> [Work item]: As the answer, give a copy of each line below that includes the word "banquet".

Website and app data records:
════

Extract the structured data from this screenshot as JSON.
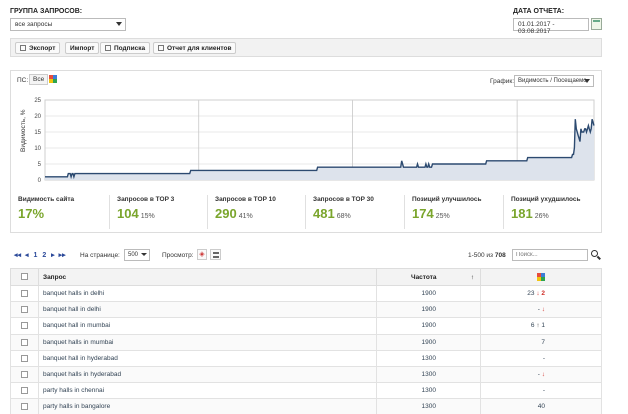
{
  "header": {
    "group_label": "ГРУППА ЗАПРОСОВ:",
    "group_value": "все запросы",
    "date_label": "ДАТА ОТЧЕТА:",
    "date_value": "01.01.2017 - 03.08.2017"
  },
  "toolbar": {
    "export": "Экспорт",
    "import": "Импорт",
    "subscribe": "Подписка",
    "client_report": "Отчет для клиентов"
  },
  "chart_panel": {
    "ps_label": "ПС:",
    "ps_all": "Все",
    "graph_label": "График:",
    "graph_select": "Видимость / Посещаемо"
  },
  "chart_data": {
    "type": "area",
    "ylabel": "Видимость, %",
    "ylim": [
      0,
      25
    ],
    "yticks": [
      "0",
      "5",
      "10",
      "15",
      "20",
      "25"
    ],
    "grid": true,
    "series": [
      {
        "values": [
          1,
          1,
          1,
          1,
          1,
          1,
          1,
          1,
          1,
          1,
          1,
          1,
          1,
          1,
          1,
          1,
          1,
          1,
          1,
          1,
          1,
          1,
          1,
          1,
          1,
          2,
          2,
          2,
          1,
          2,
          2,
          1,
          2,
          2,
          2,
          2,
          2,
          2,
          2,
          2,
          2,
          2,
          2,
          2,
          2,
          2,
          2,
          2,
          2,
          2,
          2,
          2,
          2,
          2,
          2,
          2,
          2,
          2,
          2,
          2,
          2,
          2,
          2,
          2,
          2,
          2,
          2,
          2,
          2,
          2,
          2,
          2,
          2,
          2,
          2,
          2,
          2,
          2,
          2,
          2,
          2,
          2,
          2,
          2,
          2,
          2,
          2,
          2,
          2,
          2,
          2,
          2,
          2,
          2,
          2,
          2,
          2,
          2,
          2,
          2,
          2,
          2,
          2,
          2,
          2,
          2,
          2,
          2,
          2,
          2,
          2,
          2,
          2,
          2,
          2,
          2,
          2,
          2,
          2,
          2,
          2,
          2,
          2,
          2,
          2,
          2,
          2,
          2,
          2,
          2,
          2,
          2,
          2,
          2,
          2,
          2,
          2,
          2,
          2,
          2,
          2,
          2,
          2,
          2,
          2,
          2,
          2,
          2,
          2,
          2,
          2,
          2,
          2,
          2,
          2,
          2,
          3,
          3,
          3,
          3,
          3,
          3,
          3,
          3,
          3,
          3,
          3,
          3,
          3,
          3,
          3,
          3,
          3,
          3,
          3,
          3,
          3,
          3,
          3,
          3,
          3,
          3,
          3,
          3,
          3,
          3,
          3,
          3,
          3,
          3,
          3,
          3,
          3,
          3,
          3,
          3,
          3,
          3,
          3,
          3,
          3,
          3,
          3,
          3,
          3,
          3,
          3,
          3,
          3,
          3,
          3,
          3,
          3,
          3,
          3,
          3,
          3,
          3,
          3,
          3,
          3,
          3,
          3,
          3,
          3,
          3,
          3,
          3,
          3,
          3,
          3,
          3,
          3,
          3,
          3,
          3,
          3,
          3,
          3,
          3,
          3,
          3,
          3,
          3,
          3,
          3,
          3,
          3,
          3,
          3,
          3,
          3,
          3,
          3,
          3,
          3,
          3,
          3,
          3,
          3,
          3,
          3,
          3,
          3,
          3,
          3,
          3,
          3,
          3,
          3,
          3,
          3,
          3,
          3,
          3,
          3,
          3,
          3,
          3,
          3,
          3,
          3,
          3,
          3,
          3,
          3,
          3,
          3,
          3,
          3,
          3,
          3,
          4,
          4,
          4,
          4,
          4,
          4,
          4,
          4,
          4,
          4,
          4,
          4,
          4,
          4,
          4,
          4,
          4,
          4,
          4,
          4,
          4,
          4,
          4,
          4,
          4,
          4,
          4,
          4,
          4,
          4,
          4,
          4,
          4,
          4,
          4,
          4,
          4,
          4,
          4,
          4,
          4,
          4,
          4,
          4,
          4,
          4,
          4,
          4,
          4,
          4,
          4,
          4,
          4,
          4,
          4,
          4,
          4,
          4,
          4,
          4,
          4,
          4,
          4,
          4,
          4,
          4,
          4,
          4,
          4,
          4,
          4,
          4,
          4,
          4,
          4,
          4,
          4,
          4,
          4,
          4,
          4,
          4,
          4,
          4,
          4,
          4,
          4,
          4,
          4,
          4,
          6,
          5,
          4,
          4,
          4,
          4,
          4,
          4,
          4,
          4,
          4,
          4,
          4,
          4,
          4,
          4,
          4,
          5,
          4,
          4,
          4,
          4,
          4,
          4,
          4,
          4,
          5,
          4,
          4,
          5,
          4,
          4,
          4,
          5,
          5,
          5,
          5,
          5,
          5,
          5,
          5,
          5,
          5,
          5,
          5,
          5,
          5,
          5,
          5,
          5,
          5,
          5,
          5,
          5,
          5,
          5,
          5,
          5,
          5,
          5,
          5,
          5,
          5,
          5,
          5,
          5,
          5,
          5,
          5,
          5,
          5,
          5,
          5,
          5,
          5,
          5,
          5,
          5,
          5,
          5,
          5,
          5,
          5,
          5,
          5,
          5,
          5,
          5,
          5,
          5,
          5,
          6,
          6,
          6,
          6,
          6,
          6,
          6,
          6,
          6,
          6,
          6,
          6,
          6,
          6,
          6,
          6,
          6,
          6,
          6,
          6,
          6,
          6,
          6,
          6,
          6,
          6,
          6,
          6,
          6,
          6,
          6,
          6,
          6,
          6,
          6,
          6,
          6,
          6,
          6,
          6,
          6,
          6,
          6,
          6,
          7,
          7,
          7,
          7,
          7,
          7,
          7,
          7,
          7,
          7,
          7,
          7,
          7,
          7,
          7,
          7,
          7,
          7,
          7,
          7,
          7,
          7,
          7,
          7,
          7,
          7,
          7,
          7,
          7,
          7,
          7,
          7,
          7,
          7,
          7,
          7,
          7,
          7,
          7,
          7,
          7,
          7,
          7,
          7,
          7,
          7,
          7,
          7,
          8,
          8,
          10,
          19,
          16,
          15,
          14,
          13,
          12,
          16,
          15,
          15,
          15,
          16,
          16,
          15,
          16,
          17,
          16,
          15,
          16,
          19,
          18,
          17
        ]
      }
    ]
  },
  "stats": [
    {
      "name": "Видимость сайта",
      "value": "17%",
      "pct": ""
    },
    {
      "name": "Запросов в TOP 3",
      "value": "104",
      "pct": "15%"
    },
    {
      "name": "Запросов в TOP 10",
      "value": "290",
      "pct": "41%"
    },
    {
      "name": "Запросов в TOP 30",
      "value": "481",
      "pct": "68%"
    },
    {
      "name": "Позиций улучшилось",
      "value": "174",
      "pct": "25%"
    },
    {
      "name": "Позиций ухудшилось",
      "value": "181",
      "pct": "26%"
    }
  ],
  "pagination": {
    "page1": "1",
    "page2": "2",
    "per_page_label": "На странице:",
    "per_page_value": "500",
    "view_label": "Просмотр:",
    "range": "1-500 из",
    "total": "708",
    "search_placeholder": "Поиск..."
  },
  "table": {
    "columns": {
      "query": "Запрос",
      "freq": "Частота",
      "sort": "↑"
    },
    "rows": [
      {
        "query": "banquet halls in delhi",
        "freq": "1900",
        "pos": "23",
        "arrow": "↓",
        "arrow_dir": "down",
        "change": "2"
      },
      {
        "query": "banquet hall in delhi",
        "freq": "1900",
        "pos": "-",
        "arrow": "↓",
        "arrow_dir": "down",
        "change": ""
      },
      {
        "query": "banquet hall in mumbai",
        "freq": "1900",
        "pos": "6",
        "arrow": "↑",
        "arrow_dir": "up",
        "change": "1"
      },
      {
        "query": "banquet halls in mumbai",
        "freq": "1900",
        "pos": "7",
        "arrow": "",
        "arrow_dir": "",
        "change": ""
      },
      {
        "query": "banquet hall in hyderabad",
        "freq": "1300",
        "pos": "-",
        "arrow": "",
        "arrow_dir": "",
        "change": ""
      },
      {
        "query": "banquet halls in hyderabad",
        "freq": "1300",
        "pos": "-",
        "arrow": "↓",
        "arrow_dir": "down",
        "change": ""
      },
      {
        "query": "party halls in chennai",
        "freq": "1300",
        "pos": "-",
        "arrow": "",
        "arrow_dir": "",
        "change": ""
      },
      {
        "query": "party halls in bangalore",
        "freq": "1300",
        "pos": "40",
        "arrow": "",
        "arrow_dir": "",
        "change": ""
      }
    ]
  }
}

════

> [Completed exercise]:
        "query": "banquet halls in delhi",
        "query": "banquet hall in delhi",
        "query": "banquet hall in mumbai",
        "query": "banquet halls in mumbai",
        "query": "banquet hall in hyderabad",
        "query": "banquet halls in hyderabad",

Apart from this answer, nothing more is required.